When the Supreme Court took up our Cedar Point v. Hassid case, it was to address a straightforward issue: Whether a California law that forced farmers to accept trespassers onto their property for three hours a day and 120 days a year had taken the owners’ property.
This is an important issue, because without the right to exclude unwanted guests, private property would be far less private.
But as soon as there is any suggestion that we should limit the power of government to commandeer the private property of its citizens, government and its sympathizers rise up to frighten the Court.
The friend-of-the-court briefs filed by some union interests and their progressive allies try hard to paint the picture of the doom of organized labor should the Court put a stop to the private property invasions by union organizers.
A brief filed by a group of progressive labor activists claimed that protecting the rights of landowners here would “grievously undermine state, local, and the federal government’s ability to make and enforce laws that protect the rights of workers and the public.” Citing cases from around the globe, another brief filed by some international labor lawyers went so far as to say that protecting property rights here would violate the norms of international labor law!
But at least one member of the Court—Justice Neil Gorsuch—was having none of it.
He began his questions at the oral argument by asking PLF’s Joshua Thompson a loaded question: Whether this case “would be revolutionary and the end of all regulatory regimes and that the government would never be able to walk on anyone’s property again to—to do a search—or to conduct tests or ensure the safety of licensed operations there, whether it’s a power plant or otherwise.”
Thompson’s answer was simple and direct: A victory for the landowners here would have no impact on the government’s ability to conduct a reasonable search as allowed under the Fourth Amendment. The Fifth Amendment’s prohibition on government taking private property without paying for it in no way limits the ability of the government to inspect and search that same private property—as long as it does so in accordance with the Fourth Amendment.
Justice Gorsuch next asked whether the case would be different if, instead of union organizers, the law allowed union opponents onto private property. Thompson’s answer was “No.” The merits of the case, after all, weren’t pro- or anti-union; they were in favor of limiting government’s power to take private property without paying for it. And that’s key here.
In past cases, government agencies have argued that if they cannot force landowners to give up property every time an owner wants a permit, then government could no longer function. Government lawyers have argued that if government must pay full compensation every time government takes an interest in property, then the government would be bankrupt.
A few years ago, the late Justice Ruth Bader Ginsburg laid these claims bare. In Arkansas Game & Fish Commission v. United States, the government argued it would be unable to operate flood control projects if it had to pay for timber it destroyed after deliberate flooding of a forest. The Court didn’t buy it. Writing for the majority, Justice Ginsburg noted, “Time and again in Takings Clause cases, the Court has heard the prophecy that recognizing a just compensation claim would unduly impede the government’s ability to act in the public interest [but after these cases were decided the] sky did not fall.”

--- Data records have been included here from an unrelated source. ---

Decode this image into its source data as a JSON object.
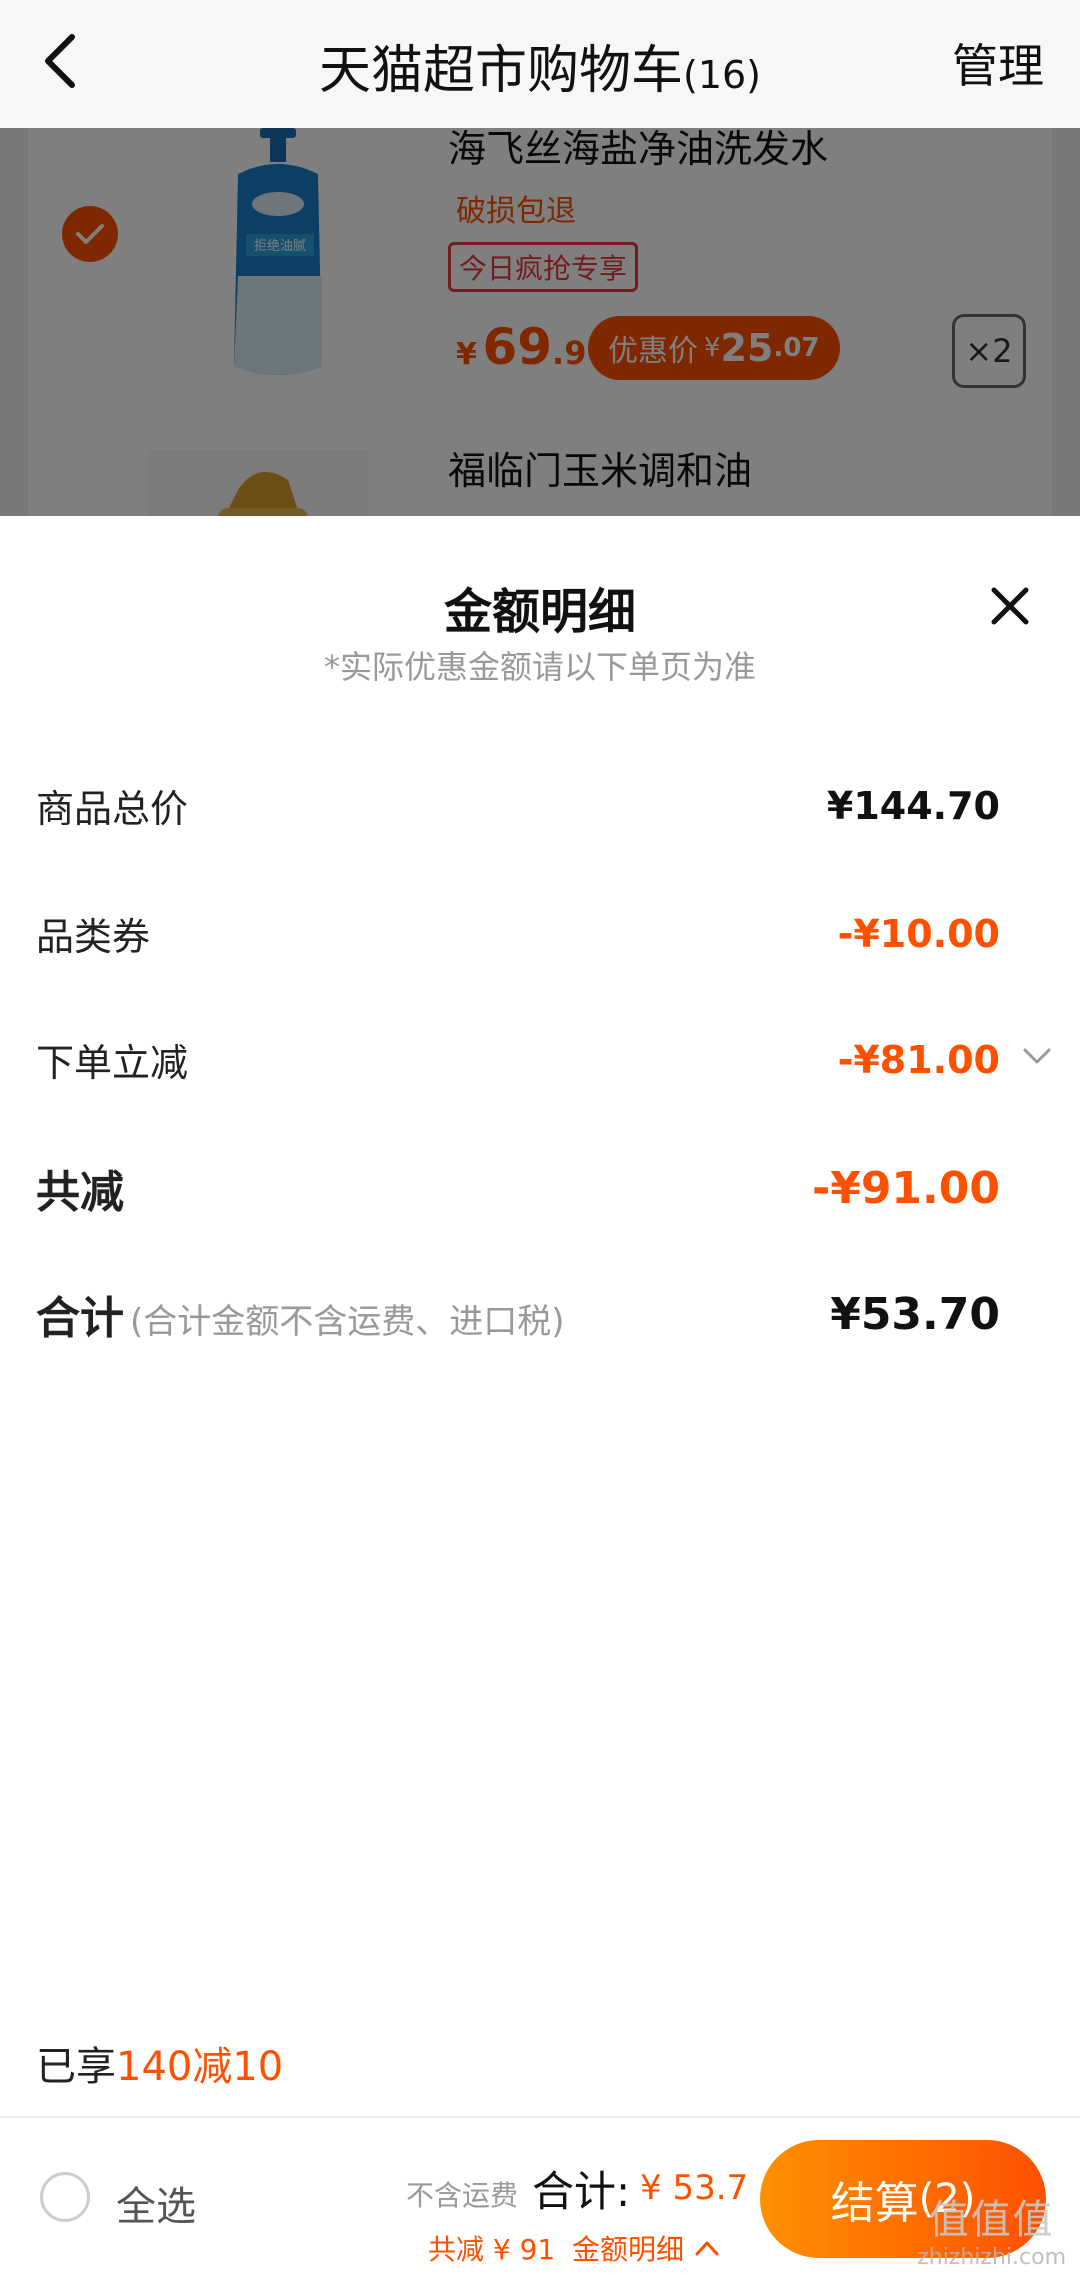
{
  "header": {
    "title": "天猫超市购物车",
    "count": "(16)",
    "manage_label": "管理"
  },
  "cart": {
    "item1": {
      "title": "海飞丝海盐净油洗发水",
      "tag_return": "破损包退",
      "tag_promo": "今日疯抢专享",
      "price_symbol": "¥",
      "price_int": "69",
      "price_dec": ".9",
      "promo_label": "优惠价",
      "promo_symbol": "¥",
      "promo_int": "25",
      "promo_dec": ".07",
      "qty": "×2",
      "image_text": "拒绝油腻"
    },
    "item2": {
      "title": "福临门玉米调和油"
    }
  },
  "sheet": {
    "title": "金额明细",
    "subtitle": "*实际优惠金额请以下单页为准",
    "rows": [
      {
        "label": "商品总价",
        "value": "¥144.70"
      },
      {
        "label": "品类券",
        "value": "-¥10.00"
      },
      {
        "label": "下单立减",
        "value": "-¥81.00"
      },
      {
        "label": "共减",
        "value": "-¥91.00"
      },
      {
        "label": "合计",
        "note": "(合计金额不含运费、进口税)",
        "value": "¥53.70"
      }
    ],
    "enjoyed_prefix": "已享",
    "enjoyed_highlight": "140减10"
  },
  "bottom_bar": {
    "select_all": "全选",
    "shipping_note": "不含运费",
    "total_label": "合计:",
    "total_value": "¥ 53.7",
    "discount_text": "共减 ¥ 91",
    "detail_link": "金额明细",
    "checkout_label": "结算",
    "checkout_count": "(2)"
  },
  "watermark": {
    "main": "值值值",
    "sub": "zhizhizhi.com"
  },
  "colors": {
    "accent": "#ff5000",
    "accent_gradient_start": "#ff9000",
    "muted": "#999999"
  }
}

Today’s Cedar Point case is no different, but this time the supposed danger is to the very ability of government to protect public health and safety.
If the farmers were to win here, the State claims in its brief to the Court, it will be unable to protect public health and safety: A victory for the landowners would “imperil a wide variety of health- and safety-inspection regimes. These include, among many others, food and drug inspections …, occupational safety and health inspections, … and home visits by social workers.” It continued this parade of horribles to underground mines, scrap yards, and even the duties of the border patrol.
Likewise, Senator Sheldon Whitehouse from Rhode Island filed a friend-of-the court brief in which he claims that a victory for the landowners here would “perpetually stack the deck against government’s interest to advance the public welfare.”
The State and its progressive amici are also arguing that a win for landowners will be a loss for unions. Because the unwanted guests that California is forcing farmers to accept on their land and inside their agricultural processing facilities are union organizers, we now hear the claim that any restriction on this government-sanctioned trespassing will destroy unions. Of course, that the other 49 states have no such rule and that many of them have a strong union presence isn’t noted when the fear-mongering begins.
A favorable result in this case may limit the ability of some people to violate the rights of landowners, but it hardly means that the government can’t protect public health and safety. Nor would it mean that a union with a just cause cannot convince workers to organize—but they cannot do so on privately owned farms and facilities without permission.
Property rights are for everyone. Just as farmers shouldn’t be allowed to wander through private union offices in order to persuade members to quit the union, so too unwanted union officials shouldn’t be given the power to march onto private farms to organize.
Justice Gorsuch’s clear-headed questioning should perhaps put an end to the gloom-and-doom scenarios put forward by the government and union activists. Protecting our constitutional rights—including property rights—will be a win for everybody.